There are many categories of mental illness and within each one of those categories there are symptoms that can take on infinite expressions, often times washing over into other possible diagnosis. For brevity, I'm going to skip making a list of those categories. The main point is: lot's of categories make solving the problem of an ill mind very difficult and to some I’d imagine, impossible. This is something that we have to account for first and foremost.
We have to realize that all of this complexity is a result of a one specific way of thinking called deduction. Deduction is the practice of breaking down the whole into parts so that we can better understand the whole. The problem is: deduction only adds value to the point that we can put everything back together again holistically. If we subtract too much too fast, it’s like taking our car apart and forgetting how to put the pieces back together. Once we go beyond that limit of knowing how to put everything back together we can find our self in a lot of trouble. With a car you end up with some parts working well, some parts left undone and some where you have no clue how to reconnect them at all. With a human being, the more we dissect the faster we die.

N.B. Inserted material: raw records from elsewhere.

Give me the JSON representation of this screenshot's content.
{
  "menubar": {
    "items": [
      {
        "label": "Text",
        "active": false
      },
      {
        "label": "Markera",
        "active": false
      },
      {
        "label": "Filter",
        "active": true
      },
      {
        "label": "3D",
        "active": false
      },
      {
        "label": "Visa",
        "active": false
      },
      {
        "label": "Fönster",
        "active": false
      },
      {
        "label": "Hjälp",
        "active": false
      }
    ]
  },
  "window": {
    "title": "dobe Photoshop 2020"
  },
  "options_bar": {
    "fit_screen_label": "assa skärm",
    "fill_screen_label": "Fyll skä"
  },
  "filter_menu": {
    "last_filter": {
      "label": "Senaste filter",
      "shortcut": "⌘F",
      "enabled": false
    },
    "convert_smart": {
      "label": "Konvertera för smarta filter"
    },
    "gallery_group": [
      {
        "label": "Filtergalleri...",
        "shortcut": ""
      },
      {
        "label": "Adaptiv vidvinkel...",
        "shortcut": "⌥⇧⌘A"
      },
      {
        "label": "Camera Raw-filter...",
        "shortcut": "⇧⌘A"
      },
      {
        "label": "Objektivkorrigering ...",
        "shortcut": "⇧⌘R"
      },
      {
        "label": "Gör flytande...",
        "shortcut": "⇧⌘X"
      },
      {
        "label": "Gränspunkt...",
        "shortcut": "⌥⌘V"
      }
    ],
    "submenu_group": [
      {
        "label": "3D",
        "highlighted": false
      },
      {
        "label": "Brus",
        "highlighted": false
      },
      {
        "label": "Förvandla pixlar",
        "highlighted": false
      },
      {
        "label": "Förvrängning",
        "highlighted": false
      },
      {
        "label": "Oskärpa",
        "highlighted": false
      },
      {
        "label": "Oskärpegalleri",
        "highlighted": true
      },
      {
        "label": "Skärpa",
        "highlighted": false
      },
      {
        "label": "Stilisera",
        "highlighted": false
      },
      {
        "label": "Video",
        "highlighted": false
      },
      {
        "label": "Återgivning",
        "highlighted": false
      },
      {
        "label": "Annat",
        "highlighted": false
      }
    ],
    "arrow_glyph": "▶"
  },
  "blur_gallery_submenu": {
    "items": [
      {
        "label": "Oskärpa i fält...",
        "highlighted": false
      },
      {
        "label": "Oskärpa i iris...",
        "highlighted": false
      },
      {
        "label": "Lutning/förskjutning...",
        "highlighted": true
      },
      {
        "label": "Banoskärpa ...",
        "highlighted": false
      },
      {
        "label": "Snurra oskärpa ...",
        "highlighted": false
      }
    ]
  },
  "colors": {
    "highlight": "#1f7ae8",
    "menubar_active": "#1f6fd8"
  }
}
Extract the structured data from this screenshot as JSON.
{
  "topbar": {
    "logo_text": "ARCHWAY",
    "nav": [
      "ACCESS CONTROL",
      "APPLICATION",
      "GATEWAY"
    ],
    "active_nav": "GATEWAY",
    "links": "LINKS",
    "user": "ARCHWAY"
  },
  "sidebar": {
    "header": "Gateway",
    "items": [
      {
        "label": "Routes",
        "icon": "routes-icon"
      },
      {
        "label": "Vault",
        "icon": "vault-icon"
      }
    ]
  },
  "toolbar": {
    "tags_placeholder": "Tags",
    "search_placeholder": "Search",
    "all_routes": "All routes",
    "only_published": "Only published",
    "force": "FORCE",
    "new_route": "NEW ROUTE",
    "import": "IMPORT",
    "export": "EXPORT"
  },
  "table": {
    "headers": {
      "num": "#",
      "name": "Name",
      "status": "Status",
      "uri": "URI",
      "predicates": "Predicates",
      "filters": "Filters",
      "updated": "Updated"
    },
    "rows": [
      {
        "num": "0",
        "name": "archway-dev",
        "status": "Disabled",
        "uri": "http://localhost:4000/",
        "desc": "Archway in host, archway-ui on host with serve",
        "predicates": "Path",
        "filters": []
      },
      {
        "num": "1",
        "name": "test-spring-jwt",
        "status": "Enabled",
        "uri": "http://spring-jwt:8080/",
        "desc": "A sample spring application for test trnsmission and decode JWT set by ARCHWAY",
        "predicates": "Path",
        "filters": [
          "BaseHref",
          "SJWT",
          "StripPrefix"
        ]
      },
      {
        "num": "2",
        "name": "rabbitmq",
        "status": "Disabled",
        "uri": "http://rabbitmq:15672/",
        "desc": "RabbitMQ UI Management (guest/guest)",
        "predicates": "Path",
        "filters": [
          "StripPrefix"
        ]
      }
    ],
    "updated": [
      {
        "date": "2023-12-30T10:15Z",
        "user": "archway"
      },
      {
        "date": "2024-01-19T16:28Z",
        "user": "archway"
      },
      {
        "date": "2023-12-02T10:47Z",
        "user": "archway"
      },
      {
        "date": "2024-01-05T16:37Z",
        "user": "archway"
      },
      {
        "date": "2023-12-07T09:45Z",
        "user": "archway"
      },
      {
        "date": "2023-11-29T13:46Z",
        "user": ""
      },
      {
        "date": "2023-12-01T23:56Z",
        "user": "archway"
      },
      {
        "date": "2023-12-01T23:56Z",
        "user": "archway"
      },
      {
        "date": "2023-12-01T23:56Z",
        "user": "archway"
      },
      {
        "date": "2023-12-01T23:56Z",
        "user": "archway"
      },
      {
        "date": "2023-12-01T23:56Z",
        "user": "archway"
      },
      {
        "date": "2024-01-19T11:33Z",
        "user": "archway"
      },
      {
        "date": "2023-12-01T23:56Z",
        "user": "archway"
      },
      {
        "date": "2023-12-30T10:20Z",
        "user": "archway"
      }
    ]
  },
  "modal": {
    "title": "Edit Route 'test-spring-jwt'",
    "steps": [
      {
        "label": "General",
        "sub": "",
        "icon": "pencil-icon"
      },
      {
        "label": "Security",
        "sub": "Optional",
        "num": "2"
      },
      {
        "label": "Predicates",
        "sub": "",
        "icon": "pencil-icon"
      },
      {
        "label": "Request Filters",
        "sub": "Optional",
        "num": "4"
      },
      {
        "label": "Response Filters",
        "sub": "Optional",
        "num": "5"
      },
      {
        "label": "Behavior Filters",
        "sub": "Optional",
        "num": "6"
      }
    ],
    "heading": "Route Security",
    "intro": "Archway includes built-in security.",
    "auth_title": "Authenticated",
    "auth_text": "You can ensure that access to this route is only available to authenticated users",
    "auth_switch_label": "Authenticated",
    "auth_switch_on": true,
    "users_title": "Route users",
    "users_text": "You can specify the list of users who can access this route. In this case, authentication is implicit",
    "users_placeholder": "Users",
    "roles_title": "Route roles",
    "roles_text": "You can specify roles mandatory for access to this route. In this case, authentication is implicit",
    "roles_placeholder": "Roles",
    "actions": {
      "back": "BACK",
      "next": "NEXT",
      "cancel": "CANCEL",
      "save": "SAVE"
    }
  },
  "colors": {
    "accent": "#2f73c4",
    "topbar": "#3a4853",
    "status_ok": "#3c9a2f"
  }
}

We can see this problem of deduction in our collective society as an accumulation of information. The more we deduce as a collective society the more information becomes available for everyone to get lost in. Our corporations have specialized labor to the point of a metaphorical knife and directed that force to dissect the world in every imaginable direction and now that everything has been cut up and divided nobody can figure out how it's all supposed to fit together. To keep with the car analogy, it’s like we've all become experts at creating parts without understanding what to do with them. Now, in our case, it’s not the engine of a car that we can’t get working properly; it’s our collective mind. From the point of view of deduction our minds are so complex and mysterious that we don’t have a clue how to fit the parts of our mind into a holistic view of the body. The result: Mental illness appears to be an unsolvable problem.
The lesson is: deduction is required and helpful, but only up to a point. The limit of its value is equal to our ability to re-conceptualize the whole. If we are unable to create a new conception of the whole after boring down to the end then we have to zoom out and begin again. The problem is: the majority of the people who are interested in these topics are too specialized. There are too many truths to account for across too many fields of knowledge that our minds literally cannot hold a holistic point of view without adding in another question of complexity. Solving the problem then, (if there is a solution) requires that we find a way to sort through complexity in order to discover simplicity.
On Science and Mental Illness